**Recorded information:**
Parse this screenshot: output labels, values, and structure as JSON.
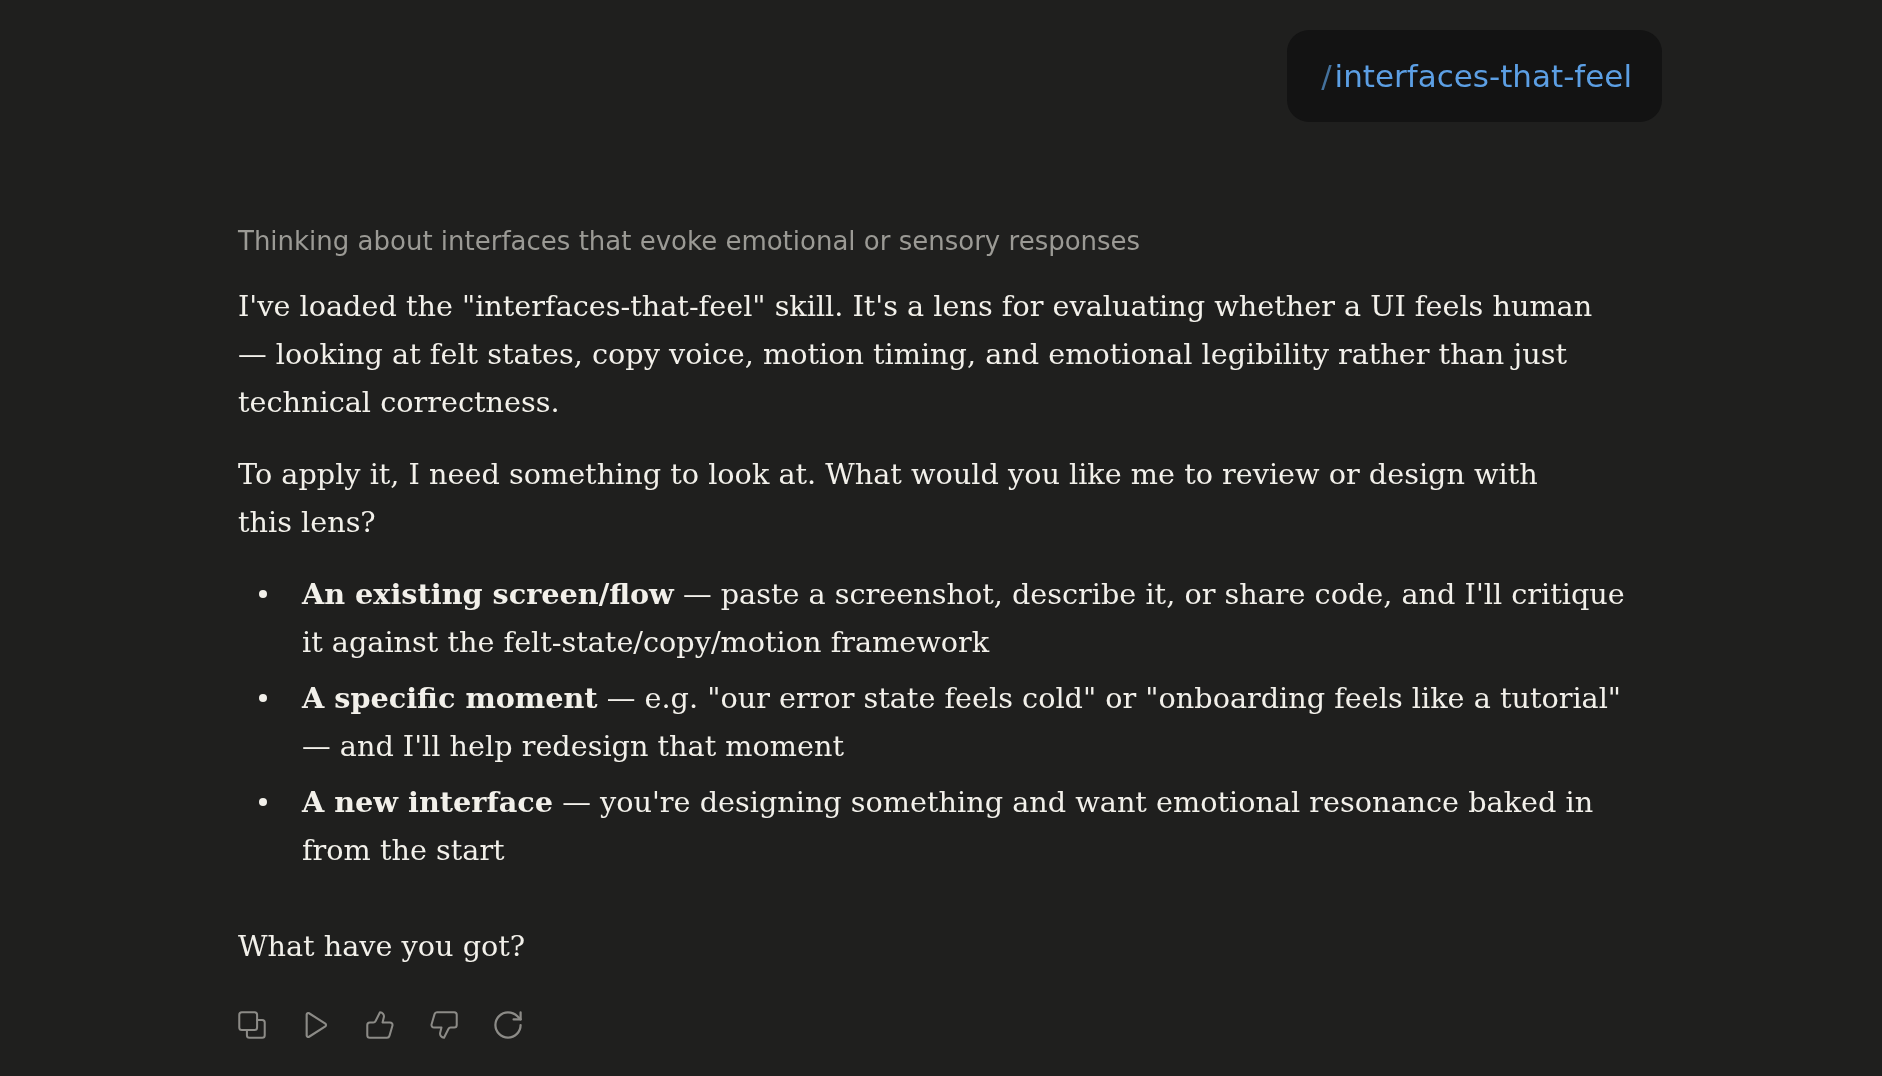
{
  "user_message": {
    "command_prefix": "/",
    "command": "interfaces-that-feel"
  },
  "response": {
    "thinking_summary": "Thinking about interfaces that evoke emotional or sensory responses",
    "paragraphs": [
      "I've loaded the \"interfaces-that-feel\" skill. It's a lens for evaluating whether a UI feels human — looking at felt states, copy voice, motion timing, and emotional legibility rather than just technical correctness.",
      "To apply it, I need something to look at. What would you like me to review or design with this lens?"
    ],
    "options": [
      "**An existing screen/flow** — paste a screenshot, describe it, or share code, and I'll critique it against the felt-state/copy/motion framework",
      "**A specific moment** — e.g. \"our error state feels cold\" or \"onboarding feels like a tutorial\" — and I'll help redesign that moment",
      "**A new interface** — you're designing something and want emotional resonance baked in from the start"
    ],
    "closing": "What have you got?"
  }
}
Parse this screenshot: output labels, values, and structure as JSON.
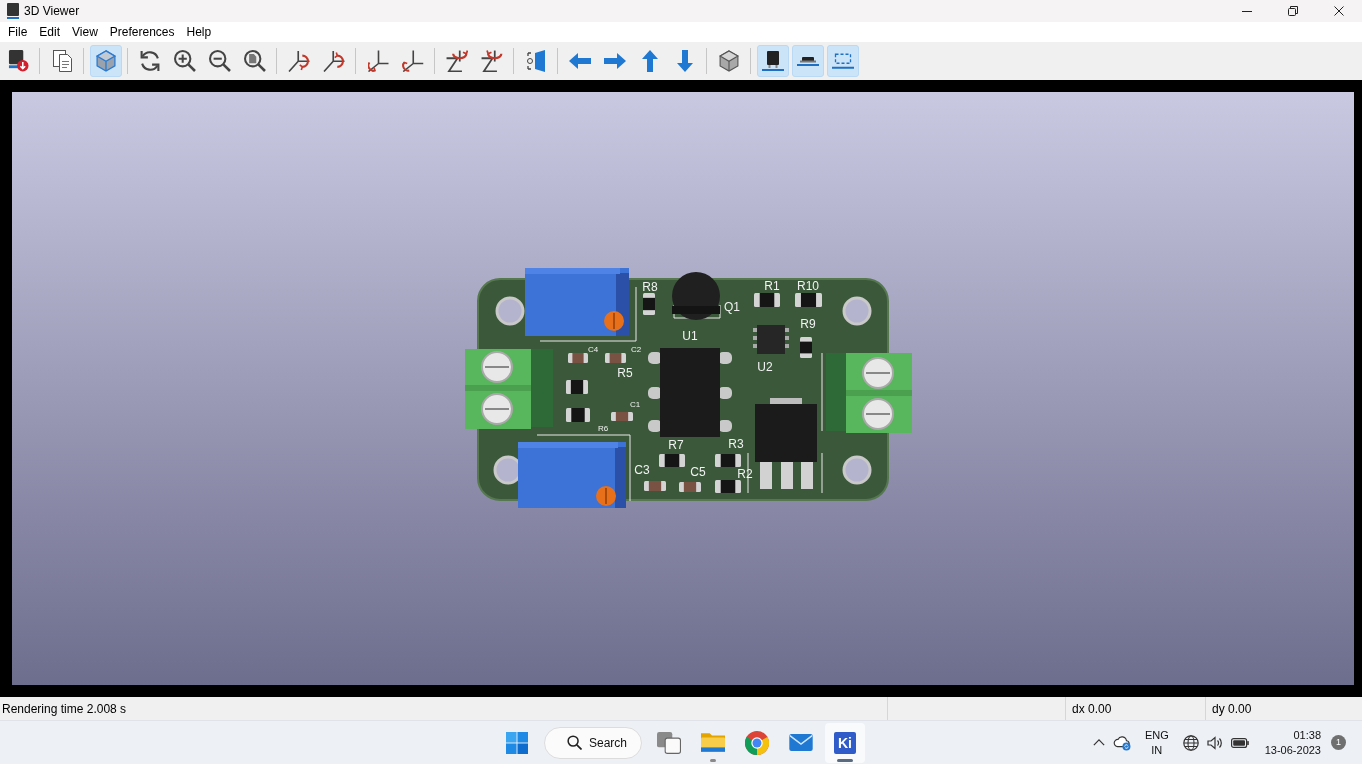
{
  "window": {
    "title": "3D Viewer"
  },
  "menu": [
    {
      "label": "File"
    },
    {
      "label": "Edit"
    },
    {
      "label": "View"
    },
    {
      "label": "Preferences"
    },
    {
      "label": "Help"
    }
  ],
  "toolbar": [
    [
      {
        "on": false
      }
    ],
    [
      {
        "on": false
      }
    ],
    [
      {
        "on": true
      }
    ],
    [
      {
        "on": false
      },
      {
        "on": false
      },
      {
        "on": false
      },
      {
        "on": false
      }
    ],
    [
      {
        "on": false
      },
      {
        "on": false
      }
    ],
    [
      {
        "on": false
      },
      {
        "on": false
      }
    ],
    [
      {
        "on": false
      },
      {
        "on": false
      }
    ],
    [
      {
        "on": false
      }
    ],
    [
      {
        "on": false
      },
      {
        "on": false
      },
      {
        "on": false
      },
      {
        "on": false
      }
    ],
    [
      {
        "on": false
      }
    ],
    [
      {
        "on": true
      },
      {
        "on": true
      },
      {
        "on": true
      }
    ]
  ],
  "viewport": {
    "board_labels": [
      "R8",
      "Q1",
      "U1",
      "R1",
      "R10",
      "R9",
      "U2",
      "C4",
      "C2",
      "R5",
      "C1",
      "R6",
      "R7",
      "R3",
      "C3",
      "C5",
      "R2"
    ]
  },
  "status_bar": {
    "message": "Rendering time 2.008 s",
    "fields": [
      "dx 0.00",
      "dy 0.00"
    ]
  },
  "taskbar": {
    "search": {
      "label": "Search"
    },
    "apps": [
      {
        "running": false,
        "selected": false
      },
      {
        "running": true,
        "selected": false
      },
      {
        "running": false,
        "selected": false
      },
      {
        "running": false,
        "selected": false
      },
      {
        "running": true,
        "selected": true,
        "logo": "Ki"
      }
    ],
    "language": [
      "ENG",
      "IN"
    ],
    "clock": {
      "time": "01:38",
      "date": "13-06-2023"
    },
    "notifications": "1"
  }
}
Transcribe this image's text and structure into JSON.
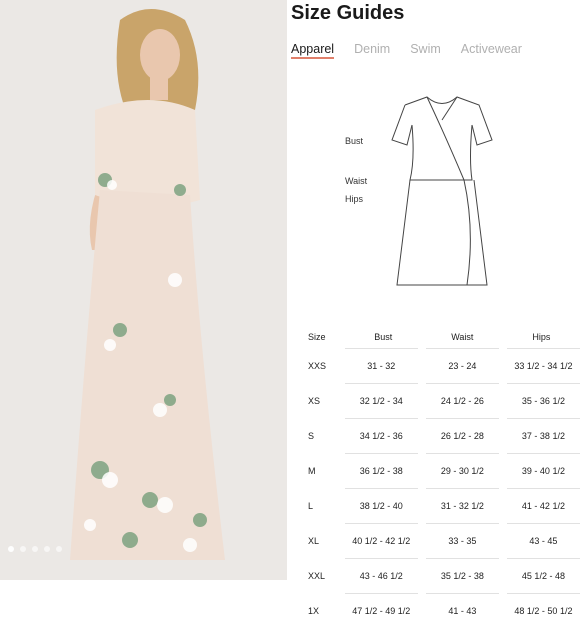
{
  "photo": {
    "alt": "model-in-floral-off-shoulder-maxi-dress"
  },
  "carousel": {
    "dots": [
      1,
      2,
      3,
      4,
      5
    ]
  },
  "guide": {
    "title": "Size Guides",
    "tabs": [
      "Apparel",
      "Denim",
      "Swim",
      "Activewear"
    ],
    "diagram_labels": {
      "bust": "Bust",
      "waist": "Waist",
      "hips": "Hips"
    },
    "table": {
      "headers": [
        "Size",
        "Bust",
        "Waist",
        "Hips"
      ],
      "rows": [
        [
          "XXS",
          "31 - 32",
          "23 - 24",
          "33 1/2 - 34 1/2"
        ],
        [
          "XS",
          "32 1/2 - 34",
          "24 1/2 - 26",
          "35 - 36 1/2"
        ],
        [
          "S",
          "34 1/2 - 36",
          "26 1/2 - 28",
          "37 - 38 1/2"
        ],
        [
          "M",
          "36 1/2 - 38",
          "29 - 30 1/2",
          "39 - 40 1/2"
        ],
        [
          "L",
          "38 1/2 - 40",
          "31 - 32 1/2",
          "41 - 42 1/2"
        ],
        [
          "XL",
          "40 1/2 - 42 1/2",
          "33 - 35",
          "43 - 45"
        ],
        [
          "XXL",
          "43 - 46 1/2",
          "35 1/2 - 38",
          "45 1/2 - 48"
        ],
        [
          "1X",
          "47 1/2 - 49 1/2",
          "41 - 43",
          "48 1/2 - 50 1/2"
        ]
      ]
    }
  }
}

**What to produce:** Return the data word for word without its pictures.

**Exercise answer:**
Parse this screenshot: output labels, values, and structure as JSON.
{
  "user_message": {
    "command_prefix": "/",
    "command": "interfaces-that-feel"
  },
  "response": {
    "thinking_summary": "Thinking about interfaces that evoke emotional or sensory responses",
    "paragraphs": [
      "I've loaded the \"interfaces-that-feel\" skill. It's a lens for evaluating whether a UI feels human — looking at felt states, copy voice, motion timing, and emotional legibility rather than just technical correctness.",
      "To apply it, I need something to look at. What would you like me to review or design with this lens?"
    ],
    "options": [
      "**An existing screen/flow** — paste a screenshot, describe it, or share code, and I'll critique it against the felt-state/copy/motion framework",
      "**A specific moment** — e.g. \"our error state feels cold\" or \"onboarding feels like a tutorial\" — and I'll help redesign that moment",
      "**A new interface** — you're designing something and want emotional resonance baked in from the start"
    ],
    "closing": "What have you got?"
  }
}
Parse this screenshot: output labels, values, and structure as JSON.
{
  "window": {
    "title": "3D Viewer"
  },
  "menu": [
    {
      "label": "File"
    },
    {
      "label": "Edit"
    },
    {
      "label": "View"
    },
    {
      "label": "Preferences"
    },
    {
      "label": "Help"
    }
  ],
  "toolbar": [
    [
      {
        "on": false
      }
    ],
    [
      {
        "on": false
      }
    ],
    [
      {
        "on": true
      }
    ],
    [
      {
        "on": false
      },
      {
        "on": false
      },
      {
        "on": false
      },
      {
        "on": false
      }
    ],
    [
      {
        "on": false
      },
      {
        "on": false
      }
    ],
    [
      {
        "on": false
      },
      {
        "on": false
      }
    ],
    [
      {
        "on": false
      },
      {
        "on": false
      }
    ],
    [
      {
        "on": false
      }
    ],
    [
      {
        "on": false
      },
      {
        "on": false
      },
      {
        "on": false
      },
      {
        "on": false
      }
    ],
    [
      {
        "on": false
      }
    ],
    [
      {
        "on": true
      },
      {
        "on": true
      },
      {
        "on": true
      }
    ]
  ],
  "viewport": {
    "board_labels": [
      "R8",
      "Q1",
      "U1",
      "R1",
      "R10",
      "R9",
      "U2",
      "C4",
      "C2",
      "R5",
      "C1",
      "R6",
      "R7",
      "R3",
      "C3",
      "C5",
      "R2"
    ]
  },
  "status_bar": {
    "message": "Rendering time 2.008 s",
    "fields": [
      "dx 0.00",
      "dy 0.00"
    ]
  },
  "taskbar": {
    "search": {
      "label": "Search"
    },
    "apps": [
      {
        "running": false,
        "selected": false
      },
      {
        "running": true,
        "selected": false
      },
      {
        "running": false,
        "selected": false
      },
      {
        "running": false,
        "selected": false
      },
      {
        "running": true,
        "selected": true,
        "logo": "Ki"
      }
    ],
    "language": [
      "ENG",
      "IN"
    ],
    "clock": {
      "time": "01:38",
      "date": "13-06-2023"
    },
    "notifications": "1"
  }
}
Transcribe this image's text and structure into JSON.
{
  "photo": {
    "alt": "model-in-floral-off-shoulder-maxi-dress"
  },
  "carousel": {
    "dots": [
      1,
      2,
      3,
      4,
      5
    ]
  },
  "guide": {
    "title": "Size Guides",
    "tabs": [
      "Apparel",
      "Denim",
      "Swim",
      "Activewear"
    ],
    "diagram_labels": {
      "bust": "Bust",
      "waist": "Waist",
      "hips": "Hips"
    },
    "table": {
      "headers": [
        "Size",
        "Bust",
        "Waist",
        "Hips"
      ],
      "rows": [
        [
          "XXS",
          "31 - 32",
          "23 - 24",
          "33 1/2 - 34 1/2"
        ],
        [
          "XS",
          "32 1/2 - 34",
          "24 1/2 - 26",
          "35 - 36 1/2"
        ],
        [
          "S",
          "34 1/2 - 36",
          "26 1/2 - 28",
          "37 - 38 1/2"
        ],
        [
          "M",
          "36 1/2 - 38",
          "29 - 30 1/2",
          "39 - 40 1/2"
        ],
        [
          "L",
          "38 1/2 - 40",
          "31 - 32 1/2",
          "41 - 42 1/2"
        ],
        [
          "XL",
          "40 1/2 - 42 1/2",
          "33 - 35",
          "43 - 45"
        ],
        [
          "XXL",
          "43 - 46 1/2",
          "35 1/2 - 38",
          "45 1/2 - 48"
        ],
        [
          "1X",
          "47 1/2 - 49 1/2",
          "41 - 43",
          "48 1/2 - 50 1/2"
        ]
      ]
    }
  }
}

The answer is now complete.